• _Task item_: Filter task. Return each line of the material that holds the string "будут".

Recorded information below:

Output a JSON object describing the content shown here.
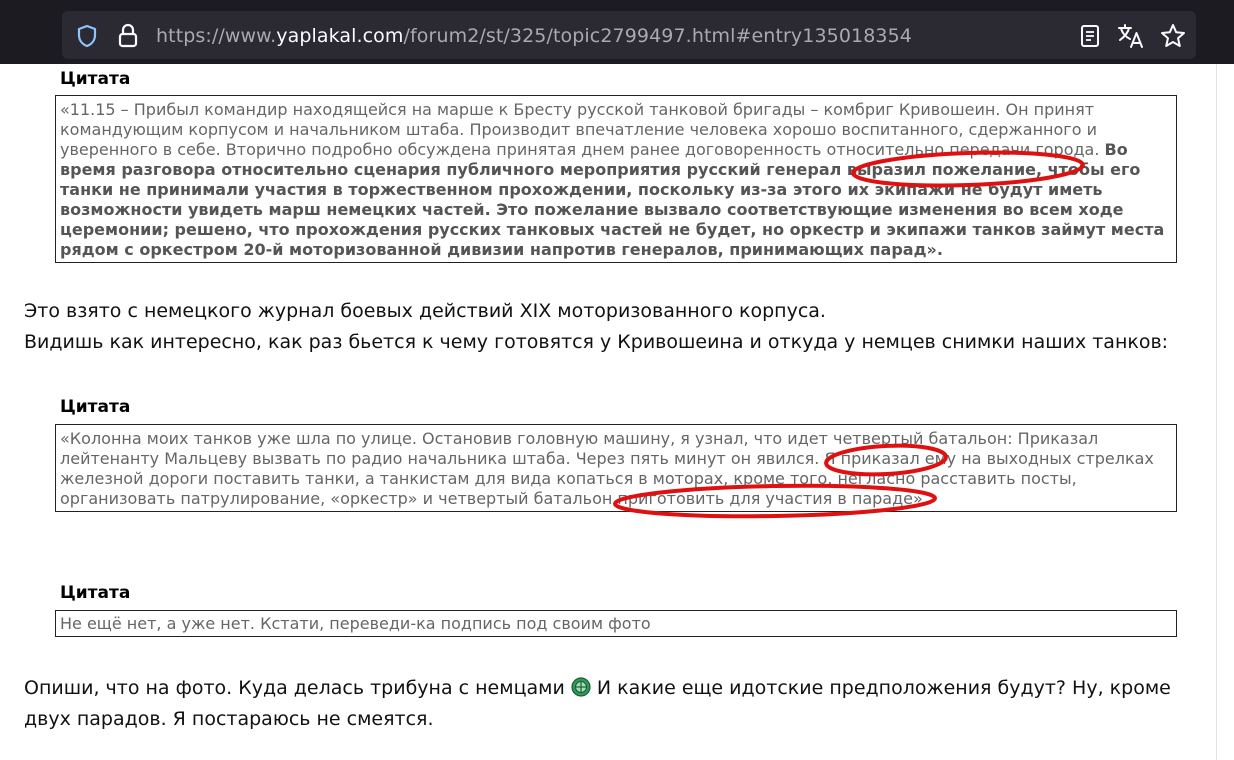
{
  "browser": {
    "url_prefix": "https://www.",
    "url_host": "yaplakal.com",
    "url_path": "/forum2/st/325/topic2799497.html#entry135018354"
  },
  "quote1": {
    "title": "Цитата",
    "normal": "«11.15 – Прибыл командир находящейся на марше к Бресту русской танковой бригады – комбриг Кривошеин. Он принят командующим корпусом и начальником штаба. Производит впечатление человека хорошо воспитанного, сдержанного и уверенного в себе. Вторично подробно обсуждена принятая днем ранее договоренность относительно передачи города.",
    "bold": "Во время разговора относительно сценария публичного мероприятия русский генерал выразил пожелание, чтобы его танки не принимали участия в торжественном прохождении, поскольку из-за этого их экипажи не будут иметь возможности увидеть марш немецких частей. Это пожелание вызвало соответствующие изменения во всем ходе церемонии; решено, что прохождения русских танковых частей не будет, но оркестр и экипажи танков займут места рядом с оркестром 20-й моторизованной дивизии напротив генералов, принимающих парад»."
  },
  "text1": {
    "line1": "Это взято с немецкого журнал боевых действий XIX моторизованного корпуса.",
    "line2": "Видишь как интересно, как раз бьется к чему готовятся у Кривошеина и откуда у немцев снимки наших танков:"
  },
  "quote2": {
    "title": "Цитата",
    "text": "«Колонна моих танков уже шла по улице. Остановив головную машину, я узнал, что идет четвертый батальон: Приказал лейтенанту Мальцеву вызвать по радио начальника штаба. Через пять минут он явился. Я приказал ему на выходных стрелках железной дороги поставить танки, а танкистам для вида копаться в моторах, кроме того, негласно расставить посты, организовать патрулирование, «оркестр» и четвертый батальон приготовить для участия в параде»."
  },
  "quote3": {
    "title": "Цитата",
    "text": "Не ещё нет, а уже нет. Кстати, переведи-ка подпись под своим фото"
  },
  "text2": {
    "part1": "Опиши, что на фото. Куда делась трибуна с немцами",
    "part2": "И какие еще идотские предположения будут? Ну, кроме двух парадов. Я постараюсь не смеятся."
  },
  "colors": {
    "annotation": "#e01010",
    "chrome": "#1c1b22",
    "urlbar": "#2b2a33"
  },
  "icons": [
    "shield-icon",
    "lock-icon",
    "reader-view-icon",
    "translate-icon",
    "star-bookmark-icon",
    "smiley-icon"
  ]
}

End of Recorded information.
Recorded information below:

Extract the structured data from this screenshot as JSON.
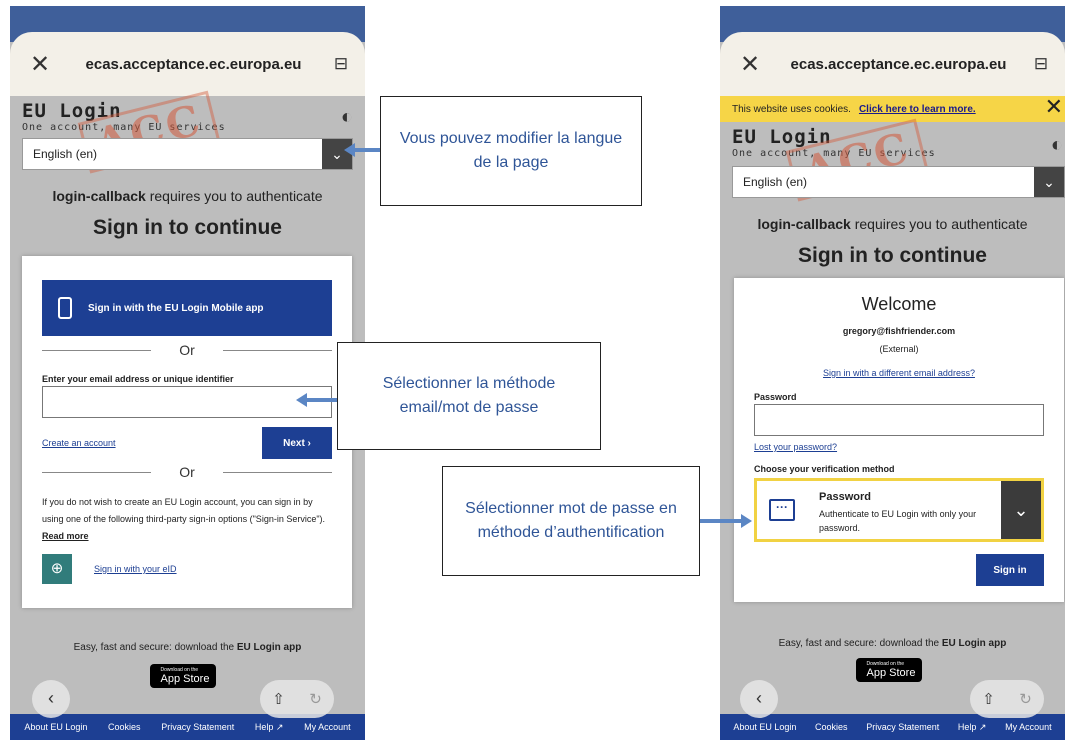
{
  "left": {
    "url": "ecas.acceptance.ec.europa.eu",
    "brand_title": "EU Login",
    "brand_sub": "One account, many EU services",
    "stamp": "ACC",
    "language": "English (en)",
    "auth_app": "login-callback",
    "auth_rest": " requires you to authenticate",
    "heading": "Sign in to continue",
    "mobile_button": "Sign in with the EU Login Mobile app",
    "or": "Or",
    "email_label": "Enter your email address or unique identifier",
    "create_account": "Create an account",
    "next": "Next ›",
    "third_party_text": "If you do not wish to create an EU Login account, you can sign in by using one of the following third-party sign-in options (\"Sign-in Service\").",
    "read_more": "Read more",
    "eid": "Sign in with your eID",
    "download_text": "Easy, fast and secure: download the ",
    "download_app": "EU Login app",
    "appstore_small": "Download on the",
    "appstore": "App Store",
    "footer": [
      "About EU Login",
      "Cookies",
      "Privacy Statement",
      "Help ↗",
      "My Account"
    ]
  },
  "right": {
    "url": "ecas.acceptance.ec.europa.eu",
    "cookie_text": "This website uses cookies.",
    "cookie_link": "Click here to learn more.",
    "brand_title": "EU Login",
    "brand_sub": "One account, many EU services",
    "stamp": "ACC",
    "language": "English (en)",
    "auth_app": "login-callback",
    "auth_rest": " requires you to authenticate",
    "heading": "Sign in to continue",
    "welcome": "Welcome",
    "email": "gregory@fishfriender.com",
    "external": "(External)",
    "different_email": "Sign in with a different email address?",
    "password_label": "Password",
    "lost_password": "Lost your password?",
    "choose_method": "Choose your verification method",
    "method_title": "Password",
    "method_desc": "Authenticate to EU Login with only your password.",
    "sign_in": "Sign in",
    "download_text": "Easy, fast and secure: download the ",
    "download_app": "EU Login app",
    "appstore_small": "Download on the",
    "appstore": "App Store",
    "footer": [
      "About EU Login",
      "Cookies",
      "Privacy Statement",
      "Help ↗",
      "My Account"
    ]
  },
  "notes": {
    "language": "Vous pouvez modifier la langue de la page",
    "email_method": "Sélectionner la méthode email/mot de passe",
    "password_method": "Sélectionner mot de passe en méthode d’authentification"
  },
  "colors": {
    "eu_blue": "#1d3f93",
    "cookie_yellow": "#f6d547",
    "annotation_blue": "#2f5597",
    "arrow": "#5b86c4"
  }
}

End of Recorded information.
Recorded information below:

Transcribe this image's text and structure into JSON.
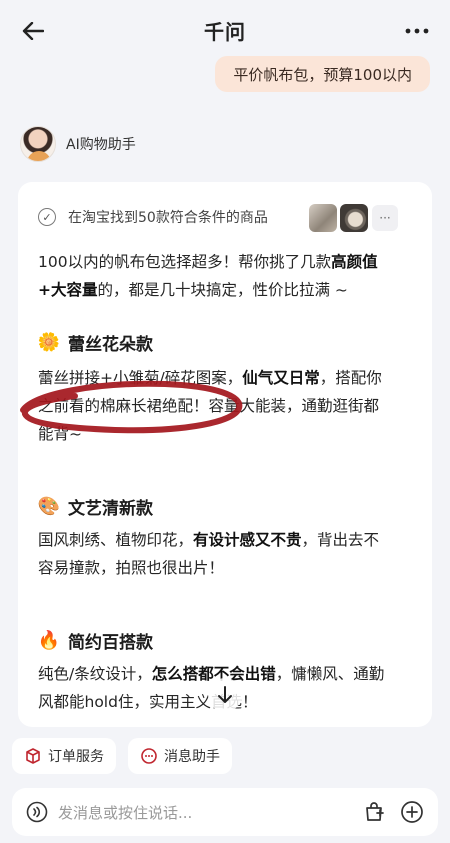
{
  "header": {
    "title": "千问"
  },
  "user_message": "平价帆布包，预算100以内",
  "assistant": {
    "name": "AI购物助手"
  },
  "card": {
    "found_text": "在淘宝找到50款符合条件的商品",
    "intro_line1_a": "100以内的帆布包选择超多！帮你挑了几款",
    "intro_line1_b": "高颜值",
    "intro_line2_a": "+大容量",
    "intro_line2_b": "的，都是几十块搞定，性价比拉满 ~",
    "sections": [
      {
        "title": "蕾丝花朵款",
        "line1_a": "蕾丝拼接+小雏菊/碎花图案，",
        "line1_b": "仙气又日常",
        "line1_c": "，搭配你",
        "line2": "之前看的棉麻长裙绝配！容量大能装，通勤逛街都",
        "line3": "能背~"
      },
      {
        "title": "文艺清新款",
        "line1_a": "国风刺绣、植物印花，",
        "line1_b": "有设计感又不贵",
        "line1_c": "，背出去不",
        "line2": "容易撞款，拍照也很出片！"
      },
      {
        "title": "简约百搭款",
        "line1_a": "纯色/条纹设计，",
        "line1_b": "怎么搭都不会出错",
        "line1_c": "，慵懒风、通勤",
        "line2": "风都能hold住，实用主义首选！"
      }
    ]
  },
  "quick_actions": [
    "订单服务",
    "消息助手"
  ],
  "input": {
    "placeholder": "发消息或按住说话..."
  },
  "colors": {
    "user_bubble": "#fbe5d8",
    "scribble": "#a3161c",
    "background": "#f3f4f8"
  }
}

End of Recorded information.

• _Answer for this exercise_:
    "bold": "Во время разговора относительно сценария публичного мероприятия русский генерал выразил пожелание, чтобы его танки не принимали участия в торжественном прохождении, поскольку из-за этого их экипажи не будут иметь возможности увидеть марш немецких частей. Это пожелание вызвало соответствующие изменения во всем ходе церемонии; решено, что прохождения русских танковых частей не будет, но оркестр и экипажи танков займут места рядом с оркестром 20-й моторизованной дивизии напротив генералов, принимающих парад»."
    "part2": "И какие еще идотские предположения будут? Ну, кроме двух парадов. Я постараюсь не смеятся."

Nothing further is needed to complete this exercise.